Further support of the scope of the amendment to 405(g) is found in the floor statements of Congressman Pickle, one of the floor managers of the bill. He noted that with the amendment, "we have tried to speed up the judicial process so that these cases would not just go on and on and on. The court could [prior to the amendment] remand them back down to the ALJ without cause or other reason which was weakening the appeal process at that level.... We also closed the record at the administrative law judge level." 125 Cong.Rec. 23383 (1979).

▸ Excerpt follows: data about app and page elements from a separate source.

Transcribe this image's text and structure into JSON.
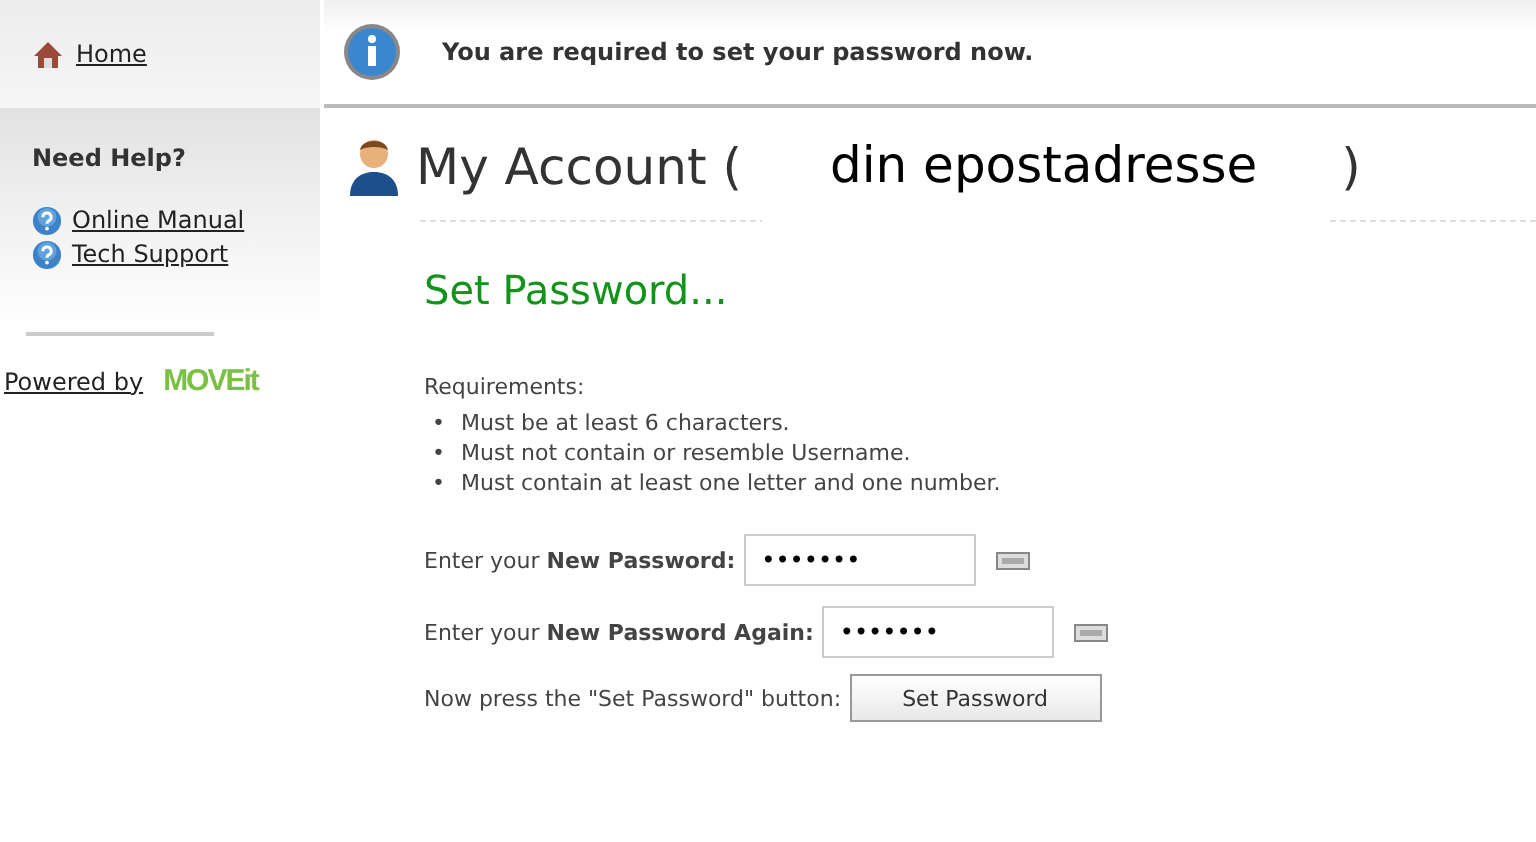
{
  "sidebar": {
    "home_link": "Home",
    "help_heading": "Need Help?",
    "help_links": [
      "Online Manual",
      "Tech Support"
    ],
    "powered_by": "Powered by",
    "brand": "MOVEit"
  },
  "notice": "You are required to set your password now.",
  "account": {
    "title_prefix": "My Account (",
    "overlay": "din epostadresse",
    "title_suffix": ")"
  },
  "heading": "Set Password...",
  "requirements": {
    "label": "Requirements:",
    "bullet": "•",
    "items": [
      "Must be at least 6 characters.",
      "Must not contain or resemble Username.",
      "Must contain at least one letter and one number."
    ]
  },
  "fields": [
    {
      "label": "Enter your **New Password:**",
      "value": "•••••••"
    },
    {
      "label": "Enter your **New Password Again:**",
      "value": "•••••••"
    }
  ],
  "submit": {
    "label": "Now press the \"Set Password\" button:",
    "button": "Set Password"
  }
}
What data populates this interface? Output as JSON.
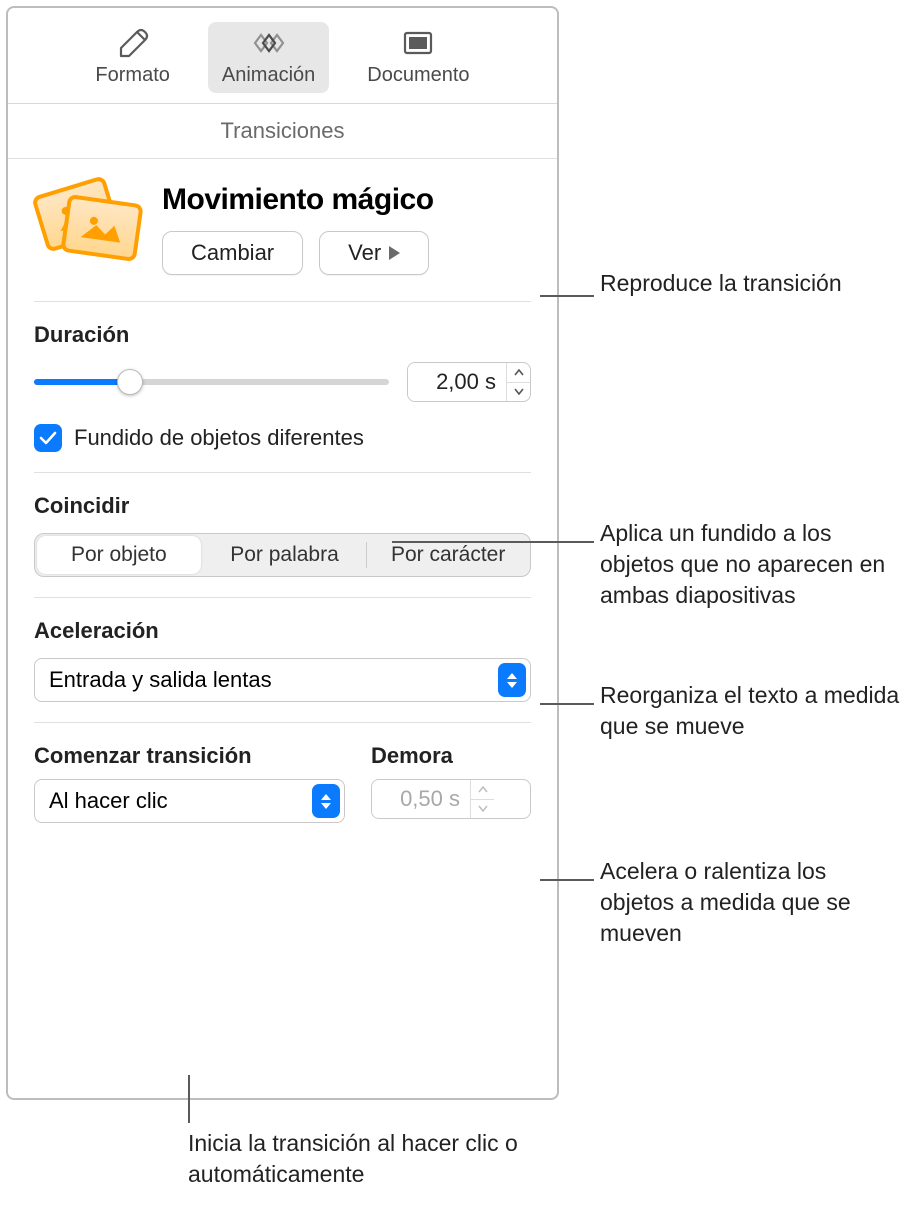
{
  "toolbar": {
    "format": "Formato",
    "animation": "Animación",
    "document": "Documento"
  },
  "section_title": "Transiciones",
  "transition_name": "Movimiento mágico",
  "buttons": {
    "change": "Cambiar",
    "preview": "Ver"
  },
  "duration": {
    "label": "Duración",
    "value": "2,00 s"
  },
  "fade_checkbox": {
    "label": "Fundido de objetos diferentes",
    "checked": true
  },
  "match": {
    "label": "Coincidir",
    "options": [
      "Por objeto",
      "Por palabra",
      "Por carácter"
    ],
    "selected": 0
  },
  "acceleration": {
    "label": "Aceleración",
    "value": "Entrada y salida lentas"
  },
  "start": {
    "label": "Comenzar transición",
    "value": "Al hacer clic"
  },
  "delay": {
    "label": "Demora",
    "value": "0,50 s"
  },
  "callouts": {
    "preview": "Reproduce la transición",
    "fade": "Aplica un fundido a los objetos que no aparecen en ambas diapositivas",
    "match": "Reorganiza el texto a medida que se mueve",
    "accel": "Acelera o ralentiza los objetos a medida que se mueven",
    "start": "Inicia la transición al hacer clic o automáticamente"
  }
}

It is clear from our reading of the legislative history that this provision was enacted, at least in part, to limit the discretion of federal judges to remand for reconsideration of new evidence. Accord. Dorsey v. Heckler, 702 F.2d 597, 604 (5th Cir. 1983); Ward v. Schweiker, 686 F.2d 762, 764 (9th Cir. 1982) citing Carter v. Schweiker, 649 F.2d 937, 942 (2d Cir. 1981).

Thus, under the amended provision this court may remand the case only when claimant shows that (1) new material evidence is available and (2) good cause is shown for failure to incorporate such evidence into the prior proceeding. 42 U.S.C. § 405(g).

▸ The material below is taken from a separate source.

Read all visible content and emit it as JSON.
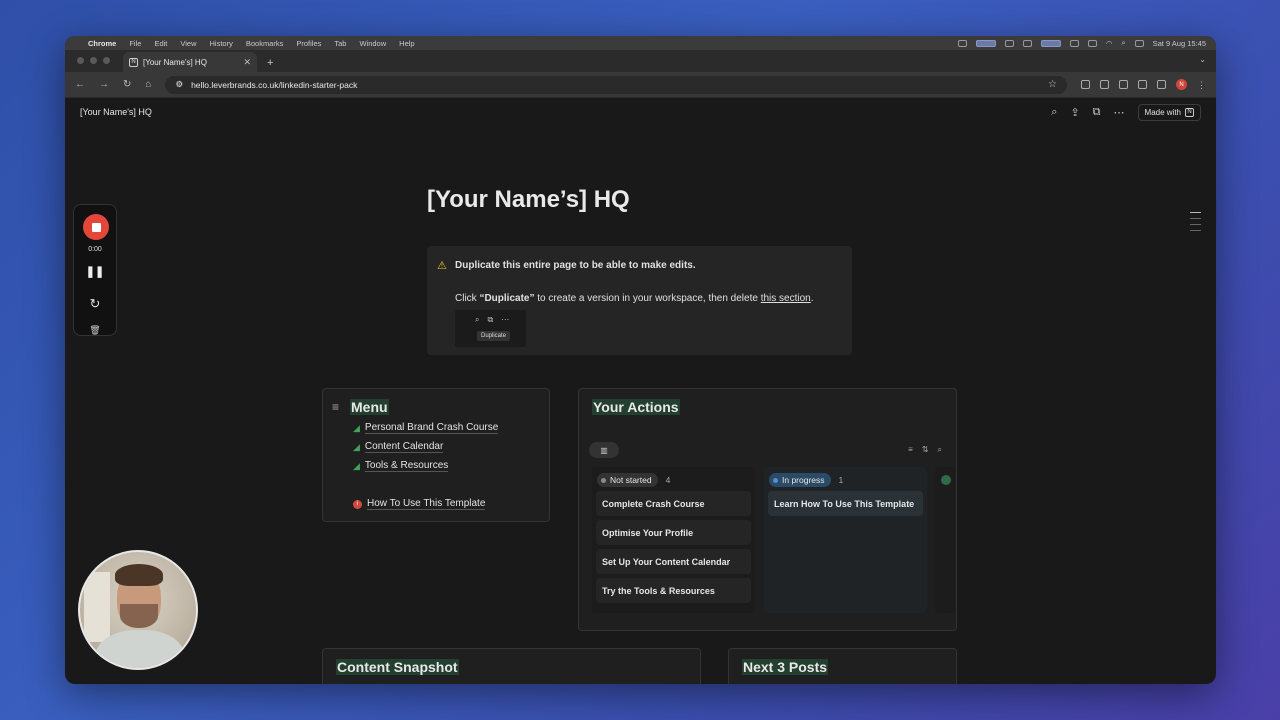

In Dorsey, supra, an ALJ had found that claimant had failed to substantiate her claim of mental impairment at the administrative hearing. During the pendency of the Appeals Council review, however, claimant developed debilitating mental symptoms, and was hospitalized. In this instance the Fifth Circuit found good cause for her failure to incorporate the evidence into the administrative proceeding. 702 F.2d at 606. Dorsey is, however, distinguishable from the case at bar. Here, Appellant offers absolutely no explanation of why the medical evidence she seeks to have considered on remand could not have been presented to the ALJ in the May 8, 1981 hearing. Unlike Dorsey, there is no contention that the onset of her impairment occurred after the hearing. Furthermore, as noted above, the transcript of the hearing before the ALJ clearly indicates that counsel for the Appellant did not seek to have the record remain open until such time as other evidence could be made a part of the record. Nothing in the record indicates any good cause for the failure to elicit medical testimony from Dr. Giray, prior to the close of the proceedings before the ALJ. If counsel for Appellant believed there was evidence of a psychiatric condition in support of the claim of disability, that evidence should have been before the ALJ. Absent a demonstration of good cause to excuse the failure to incorporate this evidence in the original hearing, we cannot order a remand for the purposes of requiring the Secretary to consider new evidence. To do so would directly contravene the express language contained in the 1980 amendment to 42 U.S.C. § 405(g). Because we conclude that Appellant has failed to satisfy the "good cause" test of section 405(g), we do not decide the question of whether Dr. Giray's report constituted new and material evidence.

Appellant also claims that substantial evidence does not exist to support the Secretary's finding that she is not disabled as defined in 42 U.S.C. § 423(d) (2) (B). Under the statute a widow is considered not disabled unless her physical or mental impairments are of a level of severity which preclude her from "engaging in any gainful activity." The statute gives the Secretary the authority to establish regulations determining which impairments will be deemed sufficient to preclude a widow from engaging in any gainful activity. 42 U.S.C. § 423(d) (2) (B). These regulations are reported in 20 C.F.R. Part 404, Subpart P, Appendix 1 (1982).

None of the medical reports submitted to the ALJ establish that Appellant suffered from a physical or mental impairment listed in Appendix 1, or suffered from an impairment the medical equivalent of one of the listed impairments. A review of this medical evidence fails to show that she satisfied the strict requirements claimants must bear when seeking widow's disability benefits. Reynolds v. Secretary of Health and Human Services, 707 F.2d 927 (6th Cir. 1983).

The judgment of the district court is therefore affirmed.